### WORK TASK
Apart from the pictures, every part of the records below gets retyped exactly.

### RECORDED INFORMATION
*** Block opens ***
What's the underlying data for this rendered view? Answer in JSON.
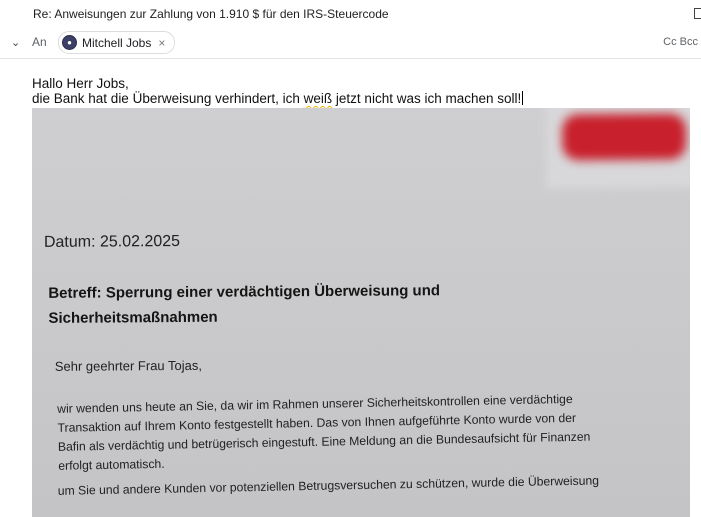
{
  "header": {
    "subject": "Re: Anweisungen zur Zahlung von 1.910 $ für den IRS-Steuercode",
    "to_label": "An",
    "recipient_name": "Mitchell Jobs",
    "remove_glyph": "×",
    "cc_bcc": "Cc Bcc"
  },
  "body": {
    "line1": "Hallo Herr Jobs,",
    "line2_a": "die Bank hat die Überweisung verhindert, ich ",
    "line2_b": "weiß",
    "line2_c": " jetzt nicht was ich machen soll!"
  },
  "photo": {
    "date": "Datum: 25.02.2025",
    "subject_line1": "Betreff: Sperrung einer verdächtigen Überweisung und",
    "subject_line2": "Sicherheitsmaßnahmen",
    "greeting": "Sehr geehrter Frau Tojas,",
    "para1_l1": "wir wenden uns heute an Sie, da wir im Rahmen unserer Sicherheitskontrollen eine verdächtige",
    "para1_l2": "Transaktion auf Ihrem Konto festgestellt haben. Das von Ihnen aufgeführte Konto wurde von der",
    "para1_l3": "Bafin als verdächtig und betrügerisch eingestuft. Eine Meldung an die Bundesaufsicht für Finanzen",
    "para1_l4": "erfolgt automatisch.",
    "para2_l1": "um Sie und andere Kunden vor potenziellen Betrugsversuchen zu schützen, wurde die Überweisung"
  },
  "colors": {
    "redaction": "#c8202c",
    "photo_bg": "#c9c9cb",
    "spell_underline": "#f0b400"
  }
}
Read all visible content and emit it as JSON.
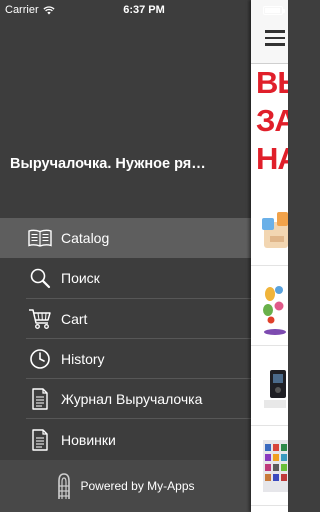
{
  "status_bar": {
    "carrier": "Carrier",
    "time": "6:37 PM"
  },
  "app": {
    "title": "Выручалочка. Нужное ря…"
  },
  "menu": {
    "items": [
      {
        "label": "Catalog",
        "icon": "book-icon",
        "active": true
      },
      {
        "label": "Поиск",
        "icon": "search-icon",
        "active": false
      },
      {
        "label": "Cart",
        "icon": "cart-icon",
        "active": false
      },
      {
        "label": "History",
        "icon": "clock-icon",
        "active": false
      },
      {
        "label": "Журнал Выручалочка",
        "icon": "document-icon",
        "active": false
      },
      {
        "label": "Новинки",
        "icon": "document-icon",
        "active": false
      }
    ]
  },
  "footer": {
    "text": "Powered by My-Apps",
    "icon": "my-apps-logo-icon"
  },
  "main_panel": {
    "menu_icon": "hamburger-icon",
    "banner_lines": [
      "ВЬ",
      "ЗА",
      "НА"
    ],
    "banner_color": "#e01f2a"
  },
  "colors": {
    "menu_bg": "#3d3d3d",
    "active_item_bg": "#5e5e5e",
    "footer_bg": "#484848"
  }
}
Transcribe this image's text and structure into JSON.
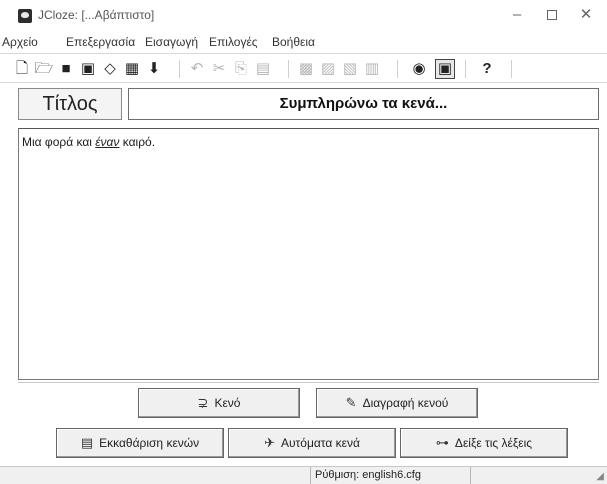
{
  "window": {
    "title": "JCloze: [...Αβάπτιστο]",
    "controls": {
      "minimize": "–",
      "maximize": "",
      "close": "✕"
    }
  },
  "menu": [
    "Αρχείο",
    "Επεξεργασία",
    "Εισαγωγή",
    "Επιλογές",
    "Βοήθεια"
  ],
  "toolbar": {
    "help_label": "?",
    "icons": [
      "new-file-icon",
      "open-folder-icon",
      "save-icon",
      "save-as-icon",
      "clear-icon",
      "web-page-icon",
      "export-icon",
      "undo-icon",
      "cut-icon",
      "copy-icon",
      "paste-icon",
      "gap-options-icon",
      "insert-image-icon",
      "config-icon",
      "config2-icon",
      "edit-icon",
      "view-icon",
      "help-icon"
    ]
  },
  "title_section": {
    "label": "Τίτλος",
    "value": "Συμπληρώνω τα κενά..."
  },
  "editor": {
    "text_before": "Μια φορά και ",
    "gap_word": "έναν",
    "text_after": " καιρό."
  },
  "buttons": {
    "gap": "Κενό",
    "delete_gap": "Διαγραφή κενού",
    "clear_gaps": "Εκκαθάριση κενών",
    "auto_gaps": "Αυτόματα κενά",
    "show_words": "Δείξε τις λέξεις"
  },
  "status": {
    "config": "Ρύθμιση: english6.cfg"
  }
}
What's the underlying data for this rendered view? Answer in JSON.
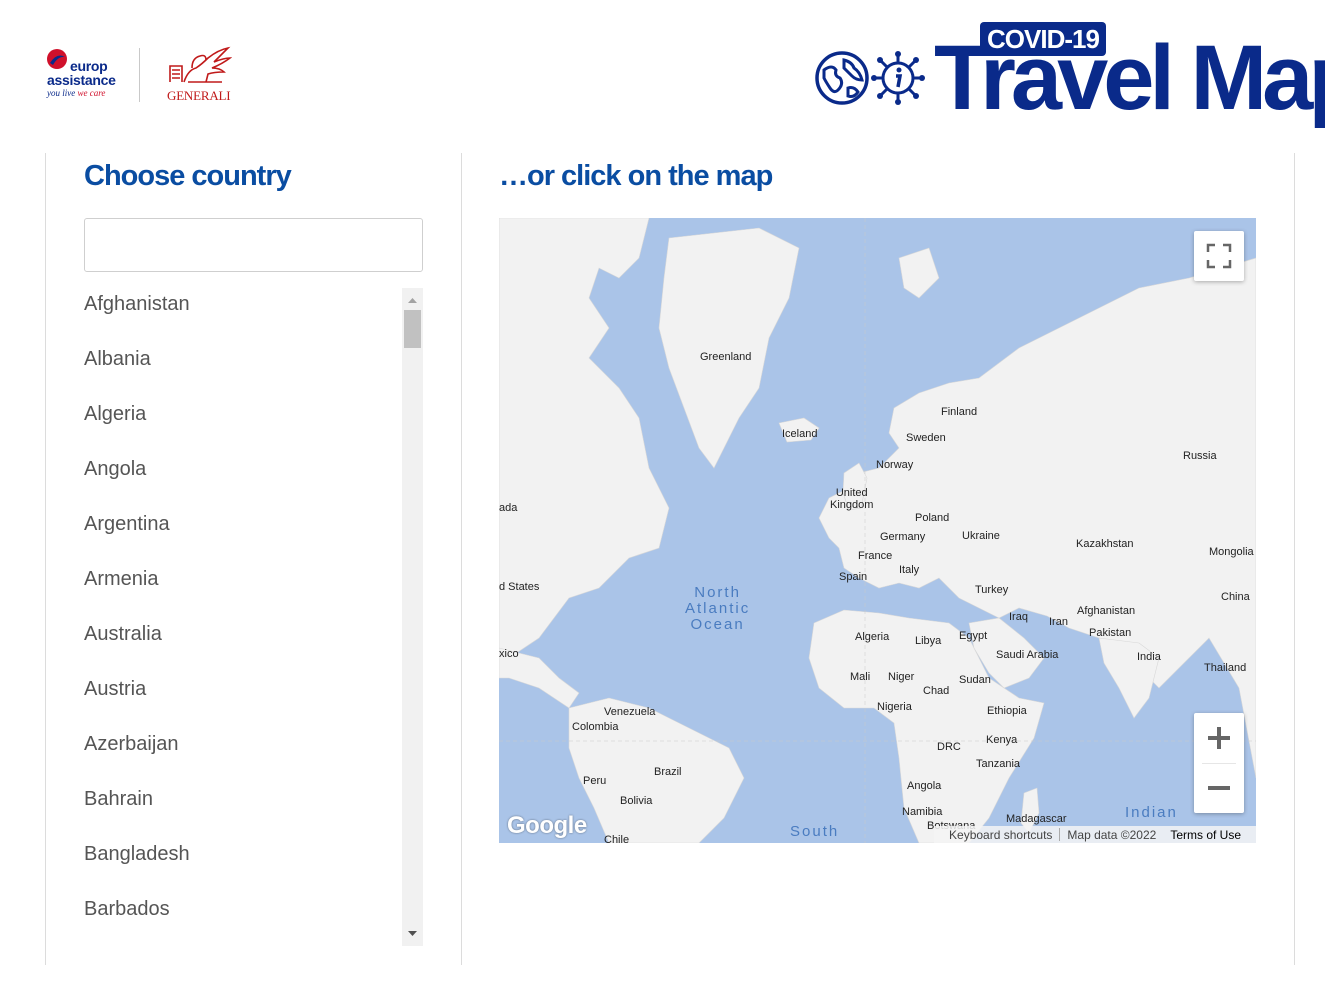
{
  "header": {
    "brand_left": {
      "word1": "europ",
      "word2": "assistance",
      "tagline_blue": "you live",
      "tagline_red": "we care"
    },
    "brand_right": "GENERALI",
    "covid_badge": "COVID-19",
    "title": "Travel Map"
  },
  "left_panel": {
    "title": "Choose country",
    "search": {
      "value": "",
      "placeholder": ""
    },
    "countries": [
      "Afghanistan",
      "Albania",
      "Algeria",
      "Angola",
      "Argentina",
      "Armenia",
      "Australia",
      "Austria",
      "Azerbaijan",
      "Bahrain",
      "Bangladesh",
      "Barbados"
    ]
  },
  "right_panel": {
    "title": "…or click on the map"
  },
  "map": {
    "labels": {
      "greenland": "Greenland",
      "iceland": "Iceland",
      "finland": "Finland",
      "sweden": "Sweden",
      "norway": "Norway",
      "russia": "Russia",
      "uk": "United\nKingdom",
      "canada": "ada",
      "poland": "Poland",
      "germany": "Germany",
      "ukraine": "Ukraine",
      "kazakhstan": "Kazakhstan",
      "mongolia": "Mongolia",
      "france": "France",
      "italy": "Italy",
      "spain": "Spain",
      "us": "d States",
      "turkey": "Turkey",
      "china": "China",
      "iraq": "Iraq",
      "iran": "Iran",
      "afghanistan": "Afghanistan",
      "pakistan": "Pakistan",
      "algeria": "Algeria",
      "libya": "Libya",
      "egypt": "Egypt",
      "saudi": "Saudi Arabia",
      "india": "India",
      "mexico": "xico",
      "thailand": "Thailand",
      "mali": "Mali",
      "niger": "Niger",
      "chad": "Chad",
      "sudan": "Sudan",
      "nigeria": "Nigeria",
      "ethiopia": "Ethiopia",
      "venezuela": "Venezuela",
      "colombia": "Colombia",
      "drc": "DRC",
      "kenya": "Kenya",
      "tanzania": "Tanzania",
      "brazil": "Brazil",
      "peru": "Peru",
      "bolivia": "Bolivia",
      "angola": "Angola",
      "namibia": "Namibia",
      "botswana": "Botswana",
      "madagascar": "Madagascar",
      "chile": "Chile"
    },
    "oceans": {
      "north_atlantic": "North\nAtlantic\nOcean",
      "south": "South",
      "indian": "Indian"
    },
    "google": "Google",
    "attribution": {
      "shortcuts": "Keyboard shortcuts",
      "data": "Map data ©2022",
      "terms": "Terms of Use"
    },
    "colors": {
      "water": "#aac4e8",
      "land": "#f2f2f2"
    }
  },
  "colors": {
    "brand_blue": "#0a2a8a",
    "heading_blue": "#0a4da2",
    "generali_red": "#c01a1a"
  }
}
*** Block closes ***
### WRITTEN SOLUTION
What's the underlying data for this rendered view? Answer in JSON.
{
  "header": {
    "subject": "Re: Anweisungen zur Zahlung von 1.910 $ für den IRS-Steuercode",
    "to_label": "An",
    "recipient_name": "Mitchell Jobs",
    "remove_glyph": "×",
    "cc_bcc": "Cc Bcc"
  },
  "body": {
    "line1": "Hallo Herr Jobs,",
    "line2_a": "die Bank hat die Überweisung verhindert, ich ",
    "line2_b": "weiß",
    "line2_c": " jetzt nicht was ich machen soll!"
  },
  "photo": {
    "date": "Datum: 25.02.2025",
    "subject_line1": "Betreff: Sperrung einer verdächtigen Überweisung und",
    "subject_line2": "Sicherheitsmaßnahmen",
    "greeting": "Sehr geehrter Frau Tojas,",
    "para1_l1": "wir wenden uns heute an Sie, da wir im Rahmen unserer Sicherheitskontrollen eine verdächtige",
    "para1_l2": "Transaktion auf Ihrem Konto festgestellt haben. Das von Ihnen aufgeführte Konto wurde von der",
    "para1_l3": "Bafin als verdächtig und betrügerisch eingestuft. Eine Meldung an die Bundesaufsicht für Finanzen",
    "para1_l4": "erfolgt automatisch.",
    "para2_l1": "um Sie und andere Kunden vor potenziellen Betrugsversuchen zu schützen, wurde die Überweisung"
  },
  "colors": {
    "redaction": "#c8202c",
    "photo_bg": "#c9c9cb",
    "spell_underline": "#f0b400"
  }
}
Read all visible content and emit it as JSON.
{
  "status_bar": {
    "carrier": "Carrier",
    "time": "6:37 PM"
  },
  "app": {
    "title": "Выручалочка. Нужное ря…"
  },
  "menu": {
    "items": [
      {
        "label": "Catalog",
        "icon": "book-icon",
        "active": true
      },
      {
        "label": "Поиск",
        "icon": "search-icon",
        "active": false
      },
      {
        "label": "Cart",
        "icon": "cart-icon",
        "active": false
      },
      {
        "label": "History",
        "icon": "clock-icon",
        "active": false
      },
      {
        "label": "Журнал Выручалочка",
        "icon": "document-icon",
        "active": false
      },
      {
        "label": "Новинки",
        "icon": "document-icon",
        "active": false
      }
    ]
  },
  "footer": {
    "text": "Powered by My-Apps",
    "icon": "my-apps-logo-icon"
  },
  "main_panel": {
    "menu_icon": "hamburger-icon",
    "banner_lines": [
      "ВЬ",
      "ЗА",
      "НА"
    ],
    "banner_color": "#e01f2a"
  },
  "colors": {
    "menu_bg": "#3d3d3d",
    "active_item_bg": "#5e5e5e",
    "footer_bg": "#484848"
  }
}
Transcribe this image's text and structure into JSON.
{
  "window": {
    "title": "JCloze: [...Αβάπτιστο]",
    "controls": {
      "minimize": "–",
      "maximize": "",
      "close": "✕"
    }
  },
  "menu": [
    "Αρχείο",
    "Επεξεργασία",
    "Εισαγωγή",
    "Επιλογές",
    "Βοήθεια"
  ],
  "toolbar": {
    "help_label": "?",
    "icons": [
      "new-file-icon",
      "open-folder-icon",
      "save-icon",
      "save-as-icon",
      "clear-icon",
      "web-page-icon",
      "export-icon",
      "undo-icon",
      "cut-icon",
      "copy-icon",
      "paste-icon",
      "gap-options-icon",
      "insert-image-icon",
      "config-icon",
      "config2-icon",
      "edit-icon",
      "view-icon",
      "help-icon"
    ]
  },
  "title_section": {
    "label": "Τίτλος",
    "value": "Συμπληρώνω τα κενά..."
  },
  "editor": {
    "text_before": "Μια φορά και ",
    "gap_word": "έναν",
    "text_after": " καιρό."
  },
  "buttons": {
    "gap": "Κενό",
    "delete_gap": "Διαγραφή κενού",
    "clear_gaps": "Εκκαθάριση κενών",
    "auto_gaps": "Αυτόματα κενά",
    "show_words": "Δείξε τις λέξεις"
  },
  "status": {
    "config": "Ρύθμιση: english6.cfg"
  }
}
What's the underlying data for this rendered view? Answer in JSON.
{
  "header": {
    "brand_left": {
      "word1": "europ",
      "word2": "assistance",
      "tagline_blue": "you live",
      "tagline_red": "we care"
    },
    "brand_right": "GENERALI",
    "covid_badge": "COVID-19",
    "title": "Travel Map"
  },
  "left_panel": {
    "title": "Choose country",
    "search": {
      "value": "",
      "placeholder": ""
    },
    "countries": [
      "Afghanistan",
      "Albania",
      "Algeria",
      "Angola",
      "Argentina",
      "Armenia",
      "Australia",
      "Austria",
      "Azerbaijan",
      "Bahrain",
      "Bangladesh",
      "Barbados"
    ]
  },
  "right_panel": {
    "title": "…or click on the map"
  },
  "map": {
    "labels": {
      "greenland": "Greenland",
      "iceland": "Iceland",
      "finland": "Finland",
      "sweden": "Sweden",
      "norway": "Norway",
      "russia": "Russia",
      "uk": "United\nKingdom",
      "canada": "ada",
      "poland": "Poland",
      "germany": "Germany",
      "ukraine": "Ukraine",
      "kazakhstan": "Kazakhstan",
      "mongolia": "Mongolia",
      "france": "France",
      "italy": "Italy",
      "spain": "Spain",
      "us": "d States",
      "turkey": "Turkey",
      "china": "China",
      "iraq": "Iraq",
      "iran": "Iran",
      "afghanistan": "Afghanistan",
      "pakistan": "Pakistan",
      "algeria": "Algeria",
      "libya": "Libya",
      "egypt": "Egypt",
      "saudi": "Saudi Arabia",
      "india": "India",
      "mexico": "xico",
      "thailand": "Thailand",
      "mali": "Mali",
      "niger": "Niger",
      "chad": "Chad",
      "sudan": "Sudan",
      "nigeria": "Nigeria",
      "ethiopia": "Ethiopia",
      "venezuela": "Venezuela",
      "colombia": "Colombia",
      "drc": "DRC",
      "kenya": "Kenya",
      "tanzania": "Tanzania",
      "brazil": "Brazil",
      "peru": "Peru",
      "bolivia": "Bolivia",
      "angola": "Angola",
      "namibia": "Namibia",
      "botswana": "Botswana",
      "madagascar": "Madagascar",
      "chile": "Chile"
    },
    "oceans": {
      "north_atlantic": "North\nAtlantic\nOcean",
      "south": "South",
      "indian": "Indian"
    },
    "google": "Google",
    "attribution": {
      "shortcuts": "Keyboard shortcuts",
      "data": "Map data ©2022",
      "terms": "Terms of Use"
    },
    "colors": {
      "water": "#aac4e8",
      "land": "#f2f2f2"
    }
  },
  "colors": {
    "brand_blue": "#0a2a8a",
    "heading_blue": "#0a4da2",
    "generali_red": "#c01a1a"
  }
}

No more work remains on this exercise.